According to UNEP's 10th "Global Trends in Renewable Energy Investment 2016", prepared by the Frankfurt School-UNEP Collaborating Centre for Climate & Sustainable Energy Finance and Bloomberg New Energy Finance, the United Nations Environment Programme (UNEP) and Bloomberg New Energy Finance all investments in renewables totalled $286 billion in 2015, some 3% higher than the previous record in 2011.
Key points to know:
- Coal and gas-fired electricity generation drew less than half the record investment made in solar, wind and other renewables capacity.
- Just as significantly, developing world investments in renewables (up 19% in 2015) topped those of developed nations for the first time in 2015 (down 8%). Much of these record-breaking developing world investments took place in China (up 17% to $102.9 billion).
- Other developing countries showing increased investment included India, South Africa, Mexico and Chile.
- Overall, renewables excluding large hydro made up 53.6% of the gigawatt capacity of all technologies installed in 2015, the first time it has represented a majority. That shows that the structural change is under way. However, the huge weight of conventional generation capacity already built meant that new, clean technologies only accounted for just over 10% of world electricity last year.
- This year?s focus chapter is on Renewable energy and storage. It discusses the challenge of balancing variable generation sources such as wind and solar, and the potential of storage technologies to address this. The chapter presents eye-catching data on the speed of reduction in lithium-ion battery prices and analysis on the cost and benefit of adding storage to renewable power plants to make them more responsive to the needs of the grid.

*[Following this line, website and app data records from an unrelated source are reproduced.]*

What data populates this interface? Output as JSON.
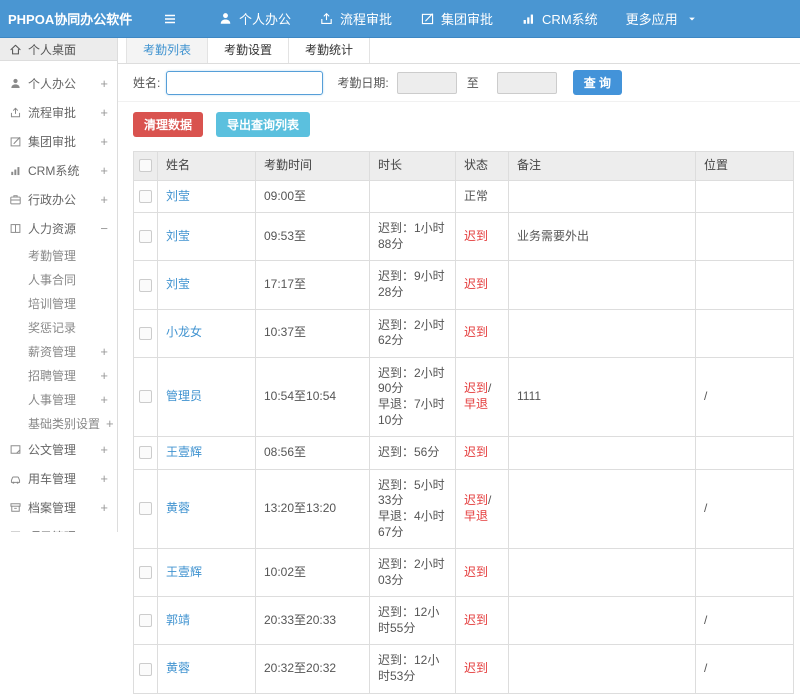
{
  "app": {
    "title": "PHPOA协同办公软件"
  },
  "colors": {
    "navbar": "#4a96d2",
    "link": "#4093d0",
    "primary_button": "#4393d9",
    "danger_button": "#d9534f",
    "info_button": "#5bc0de",
    "status_late": "#e43b3b"
  },
  "navbar": {
    "menu_icon": "menu-icon",
    "items": [
      {
        "label": "个人办公",
        "icon": "user-icon"
      },
      {
        "label": "流程审批",
        "icon": "process-icon"
      },
      {
        "label": "集团审批",
        "icon": "approval-icon"
      },
      {
        "label": "CRM系统",
        "icon": "chart-icon"
      },
      {
        "label": "更多应用",
        "icon": "caret-down-icon"
      }
    ]
  },
  "sidebar": {
    "items": [
      {
        "label": "个人桌面",
        "icon": "home-icon",
        "level": "top",
        "active": true
      },
      {
        "label": "个人办公",
        "icon": "user-icon",
        "level": "main",
        "expand": "+"
      },
      {
        "label": "流程审批",
        "icon": "process-icon",
        "level": "main",
        "expand": "+"
      },
      {
        "label": "集团审批",
        "icon": "approval-icon",
        "level": "main",
        "expand": "+"
      },
      {
        "label": "CRM系统",
        "icon": "chart-icon",
        "level": "main",
        "expand": "+"
      },
      {
        "label": "行政办公",
        "icon": "briefcase-icon",
        "level": "main",
        "expand": "+"
      },
      {
        "label": "人力资源",
        "icon": "book-icon",
        "level": "main",
        "expand": "-"
      },
      {
        "label": "考勤管理",
        "level": "sub"
      },
      {
        "label": "人事合同",
        "level": "sub"
      },
      {
        "label": "培训管理",
        "level": "sub"
      },
      {
        "label": "奖惩记录",
        "level": "sub"
      },
      {
        "label": "薪资管理",
        "level": "sub",
        "expand": "+"
      },
      {
        "label": "招聘管理",
        "level": "sub",
        "expand": "+"
      },
      {
        "label": "人事管理",
        "level": "sub",
        "expand": "+"
      },
      {
        "label": "基础类别设置",
        "level": "sub",
        "expand": "+"
      },
      {
        "label": "公文管理",
        "icon": "document-icon",
        "level": "main",
        "expand": "+"
      },
      {
        "label": "用车管理",
        "icon": "car-icon",
        "level": "main",
        "expand": "+"
      },
      {
        "label": "档案管理",
        "icon": "archive-icon",
        "level": "main",
        "expand": "+"
      },
      {
        "label": "项目管理",
        "icon": "project-icon",
        "level": "main",
        "expand": "+"
      }
    ]
  },
  "tabs": [
    {
      "label": "考勤列表",
      "active": true
    },
    {
      "label": "考勤设置",
      "active": false
    },
    {
      "label": "考勤统计",
      "active": false
    }
  ],
  "filter": {
    "name_label": "姓名:",
    "name_value": "",
    "name_placeholder": "",
    "date_label": "考勤日期:",
    "date_from": "",
    "to_label": "至",
    "date_to": "",
    "search_label": "查 询"
  },
  "actions": {
    "clean_label": "清理数据",
    "export_label": "导出查询列表"
  },
  "table": {
    "columns": [
      "姓名",
      "考勤时间",
      "时长",
      "状态",
      "备注",
      "位置"
    ],
    "rows": [
      {
        "name": "刘莹",
        "time": "09:00至",
        "duration": [],
        "status": "正常",
        "status_type": "normal",
        "remark": "",
        "location": ""
      },
      {
        "name": "刘莹",
        "time": "09:53至",
        "duration": [
          "迟到：1小时88分"
        ],
        "status": "迟到",
        "status_type": "late",
        "remark": "业务需要外出",
        "location": ""
      },
      {
        "name": "刘莹",
        "time": "17:17至",
        "duration": [
          "迟到：9小时28分"
        ],
        "status": "迟到",
        "status_type": "late",
        "remark": "",
        "location": ""
      },
      {
        "name": "小龙女",
        "time": "10:37至",
        "duration": [
          "迟到：2小时62分"
        ],
        "status": "迟到",
        "status_type": "late",
        "remark": "",
        "location": ""
      },
      {
        "name": "管理员",
        "time": "10:54至10:54",
        "duration": [
          "迟到：2小时90分",
          "早退：7小时10分"
        ],
        "status": "迟到/早退",
        "status_type": "late",
        "remark": "1111",
        "location": "/"
      },
      {
        "name": "王壹辉",
        "time": "08:56至",
        "duration": [
          "迟到：56分"
        ],
        "status": "迟到",
        "status_type": "late",
        "remark": "",
        "location": ""
      },
      {
        "name": "黄蓉",
        "time": "13:20至13:20",
        "duration": [
          "迟到：5小时33分",
          "早退：4小时67分"
        ],
        "status": "迟到/早退",
        "status_type": "late",
        "remark": "",
        "location": "/"
      },
      {
        "name": "王壹辉",
        "time": "10:02至",
        "duration": [
          "迟到：2小时03分"
        ],
        "status": "迟到",
        "status_type": "late",
        "remark": "",
        "location": ""
      },
      {
        "name": "郭靖",
        "time": "20:33至20:33",
        "duration": [
          "迟到：12小时55分"
        ],
        "status": "迟到",
        "status_type": "late",
        "remark": "",
        "location": "/"
      },
      {
        "name": "黄蓉",
        "time": "20:32至20:32",
        "duration": [
          "迟到：12小时53分"
        ],
        "status": "迟到",
        "status_type": "late",
        "remark": "",
        "location": "/"
      }
    ]
  }
}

The Global Trends in Renewable Energy Investment Report (GTR) is a sister publication to the Renewables Global Status Report (GSR) produced by the Renewable Energy Policy Network for the 21st Century REN21. It provides an overview of renewable energy market, industry, investment and policy developments worldwide.